By Kristy Dorsey

A £275m scheme to encourage small and medium-sized enterprises to switch from Royal Bank of Scotland has closed with a total of 69,135 firms changing providers.

The Incentivised Switching Scheme (ISS) forms part of the Alternative Remedies programme that was launched to address EU regulators’ concerns about the £45 billion taxpayer bailout of the group formerly known as Royal Bank of Scotland during the 2008 financial crisis. The RBS Group changed its name to NatWest in July of last year.

Qualifying SMEs received dowries worth up to £50,000 if they moved to one of 10 approved alternative banks. The original plan was for the scheme to close after 120,000 had switched, or when all of the dowry was spent, with the latter achieved at the end of June after 28 months in operation.

To encourage take-up, the incentives payable were increased by as much as two-thirds in March of last year. In June of last year, the deadline for applying to change banks was moved from August 2020 to the end of February 2021.

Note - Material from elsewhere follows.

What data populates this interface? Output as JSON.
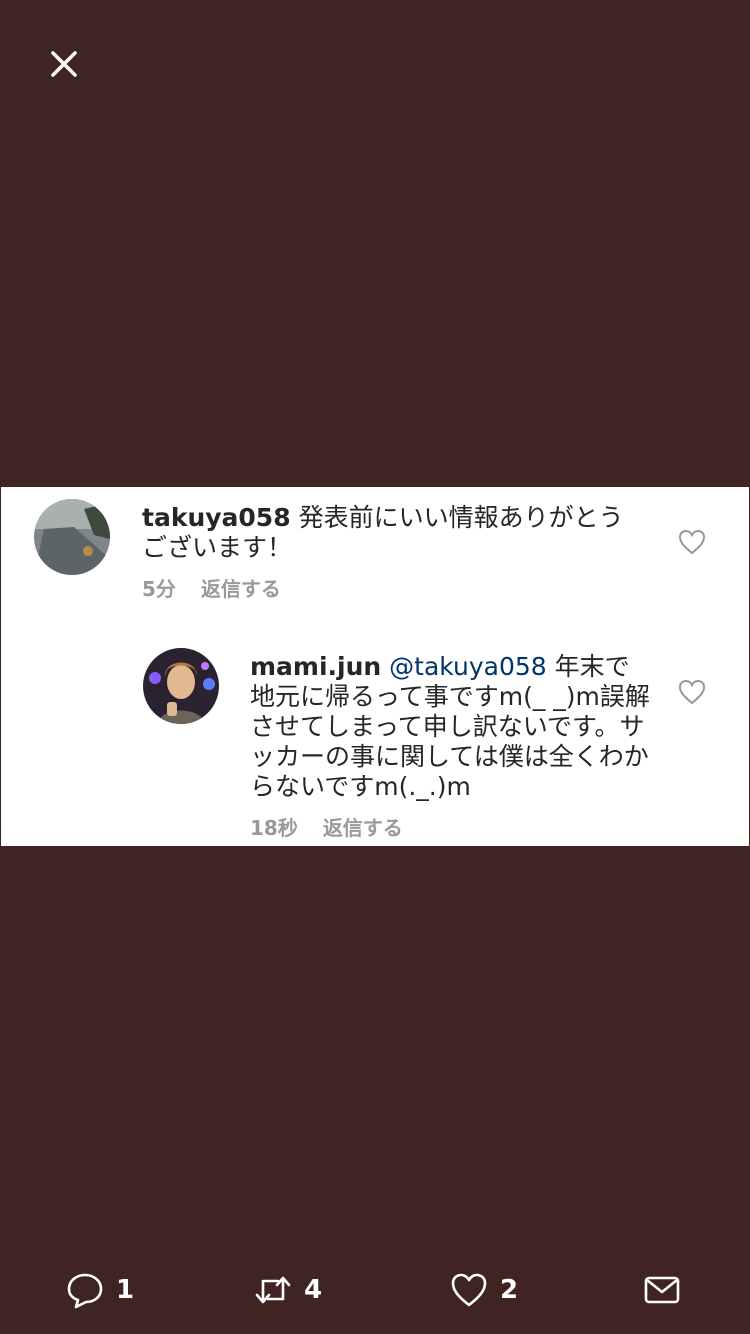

READ MORE: Number of SMEs switching from Royal Bank of Scotland still well below target

The biggest winner among the alternative providers was digital challenger Starling Bank with a total of 16,528 new SME accounts gained via the ISS scheme. This was followed by Virgin Money, which includes the operations of the former Clydesdale Bank, with 15,946 accounts.

TSB was third with 10,731 accounts, followed closely by the Co-op at 10,371. Other large-scale beneficiaries were Santander (9,137) and Metro Bank (5,988).

Those thereafter were Handelsbanken, Arbuthnot, Habib, and Edinburgh-based Hampden & Co, with the number of accounts gained ranging from 350 to nine.

The scheme was administered by Banking Competition Remedies, whose executive director Brendan Peilow welcomed the success of the ISS programme: “Over £250m has gone directly to SMEs as a result of the dowries paid and the sector will further benefit from the awards that have been announced today.”